WHAT THE TASK ASKS> Each line below that holds the word "Miguel" counts toward the answer; reply with the total number only.

DATASET EXCERPTS>
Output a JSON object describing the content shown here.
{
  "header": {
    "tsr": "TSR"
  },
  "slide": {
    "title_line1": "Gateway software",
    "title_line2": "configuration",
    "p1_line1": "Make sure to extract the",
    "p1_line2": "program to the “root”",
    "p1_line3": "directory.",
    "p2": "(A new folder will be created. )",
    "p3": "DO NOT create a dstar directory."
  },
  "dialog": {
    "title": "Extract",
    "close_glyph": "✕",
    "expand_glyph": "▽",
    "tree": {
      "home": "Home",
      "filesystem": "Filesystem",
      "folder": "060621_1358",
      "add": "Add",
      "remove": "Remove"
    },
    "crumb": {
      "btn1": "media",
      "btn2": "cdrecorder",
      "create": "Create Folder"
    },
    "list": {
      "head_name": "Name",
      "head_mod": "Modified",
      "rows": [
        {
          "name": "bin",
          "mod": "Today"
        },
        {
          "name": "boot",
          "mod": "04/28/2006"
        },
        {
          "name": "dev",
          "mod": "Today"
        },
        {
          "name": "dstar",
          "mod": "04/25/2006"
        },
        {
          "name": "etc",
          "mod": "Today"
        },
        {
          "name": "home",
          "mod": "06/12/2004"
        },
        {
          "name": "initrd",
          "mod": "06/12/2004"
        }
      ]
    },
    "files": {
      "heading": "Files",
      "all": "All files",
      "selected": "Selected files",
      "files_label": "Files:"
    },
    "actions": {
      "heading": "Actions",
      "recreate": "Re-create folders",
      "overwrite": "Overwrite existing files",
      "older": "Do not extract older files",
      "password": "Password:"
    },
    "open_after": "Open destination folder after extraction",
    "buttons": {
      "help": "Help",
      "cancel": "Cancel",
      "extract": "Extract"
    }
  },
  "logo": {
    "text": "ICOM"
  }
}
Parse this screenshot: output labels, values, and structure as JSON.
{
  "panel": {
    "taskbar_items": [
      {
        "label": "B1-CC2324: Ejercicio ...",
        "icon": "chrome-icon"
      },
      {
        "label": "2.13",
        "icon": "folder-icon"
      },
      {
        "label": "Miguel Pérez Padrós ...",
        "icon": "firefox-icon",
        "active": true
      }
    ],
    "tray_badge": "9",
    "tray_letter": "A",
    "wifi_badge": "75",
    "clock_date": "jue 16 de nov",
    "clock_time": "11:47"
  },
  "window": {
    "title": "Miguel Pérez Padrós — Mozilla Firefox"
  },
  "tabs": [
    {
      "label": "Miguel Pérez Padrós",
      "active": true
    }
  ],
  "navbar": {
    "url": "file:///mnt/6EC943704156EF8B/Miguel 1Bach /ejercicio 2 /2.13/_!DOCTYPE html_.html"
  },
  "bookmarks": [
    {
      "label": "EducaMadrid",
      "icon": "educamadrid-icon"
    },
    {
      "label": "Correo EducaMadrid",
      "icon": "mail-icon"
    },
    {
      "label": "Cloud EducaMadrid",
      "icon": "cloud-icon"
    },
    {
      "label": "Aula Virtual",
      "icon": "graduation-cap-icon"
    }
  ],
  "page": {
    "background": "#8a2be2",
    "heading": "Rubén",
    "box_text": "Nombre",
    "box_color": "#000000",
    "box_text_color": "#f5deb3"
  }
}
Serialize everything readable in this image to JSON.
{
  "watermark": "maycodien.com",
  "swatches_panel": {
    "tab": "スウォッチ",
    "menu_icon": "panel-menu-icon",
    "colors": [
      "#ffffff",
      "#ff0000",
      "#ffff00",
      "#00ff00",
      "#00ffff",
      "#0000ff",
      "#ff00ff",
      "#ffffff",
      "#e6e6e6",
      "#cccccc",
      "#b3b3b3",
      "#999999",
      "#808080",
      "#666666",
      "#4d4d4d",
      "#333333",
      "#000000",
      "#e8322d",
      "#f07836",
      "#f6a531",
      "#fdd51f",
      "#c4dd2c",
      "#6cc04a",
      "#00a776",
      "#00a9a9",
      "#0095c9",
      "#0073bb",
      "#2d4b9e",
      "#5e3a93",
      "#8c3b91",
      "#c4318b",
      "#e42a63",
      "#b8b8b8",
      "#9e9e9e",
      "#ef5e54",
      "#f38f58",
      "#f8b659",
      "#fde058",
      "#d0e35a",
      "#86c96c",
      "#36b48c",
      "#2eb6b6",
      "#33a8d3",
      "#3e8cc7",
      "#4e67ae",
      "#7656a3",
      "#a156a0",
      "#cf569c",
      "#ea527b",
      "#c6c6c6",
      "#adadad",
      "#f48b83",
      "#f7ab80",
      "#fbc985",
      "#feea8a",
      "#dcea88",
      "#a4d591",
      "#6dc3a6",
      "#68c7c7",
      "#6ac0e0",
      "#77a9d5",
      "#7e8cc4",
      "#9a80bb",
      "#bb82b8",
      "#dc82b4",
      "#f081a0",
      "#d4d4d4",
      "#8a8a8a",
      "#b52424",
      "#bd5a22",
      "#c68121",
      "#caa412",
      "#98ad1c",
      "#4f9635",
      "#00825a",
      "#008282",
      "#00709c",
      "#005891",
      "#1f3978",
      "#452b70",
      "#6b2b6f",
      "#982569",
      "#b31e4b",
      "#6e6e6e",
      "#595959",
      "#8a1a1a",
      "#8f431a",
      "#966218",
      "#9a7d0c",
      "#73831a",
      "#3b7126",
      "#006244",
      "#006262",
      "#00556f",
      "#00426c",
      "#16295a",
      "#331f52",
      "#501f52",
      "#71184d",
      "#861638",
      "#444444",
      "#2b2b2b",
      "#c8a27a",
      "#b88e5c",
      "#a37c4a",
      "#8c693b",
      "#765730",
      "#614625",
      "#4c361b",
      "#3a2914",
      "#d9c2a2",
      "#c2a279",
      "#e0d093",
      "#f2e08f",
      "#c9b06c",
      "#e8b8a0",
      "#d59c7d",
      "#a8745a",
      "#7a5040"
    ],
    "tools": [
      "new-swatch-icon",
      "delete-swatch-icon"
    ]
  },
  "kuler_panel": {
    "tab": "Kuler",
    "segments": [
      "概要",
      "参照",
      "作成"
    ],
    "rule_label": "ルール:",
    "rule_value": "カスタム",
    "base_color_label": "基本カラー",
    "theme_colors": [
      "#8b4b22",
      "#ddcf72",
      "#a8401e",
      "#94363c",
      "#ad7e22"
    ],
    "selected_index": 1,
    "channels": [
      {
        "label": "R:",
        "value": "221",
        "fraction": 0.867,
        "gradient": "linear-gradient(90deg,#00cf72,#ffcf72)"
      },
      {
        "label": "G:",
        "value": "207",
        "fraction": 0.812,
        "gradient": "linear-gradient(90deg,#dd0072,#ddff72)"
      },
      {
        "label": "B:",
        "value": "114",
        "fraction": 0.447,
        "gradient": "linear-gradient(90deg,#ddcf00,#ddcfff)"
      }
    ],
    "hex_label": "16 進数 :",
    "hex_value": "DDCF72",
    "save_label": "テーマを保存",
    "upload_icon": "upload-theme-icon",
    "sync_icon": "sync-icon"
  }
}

TASK OUTPUT> 4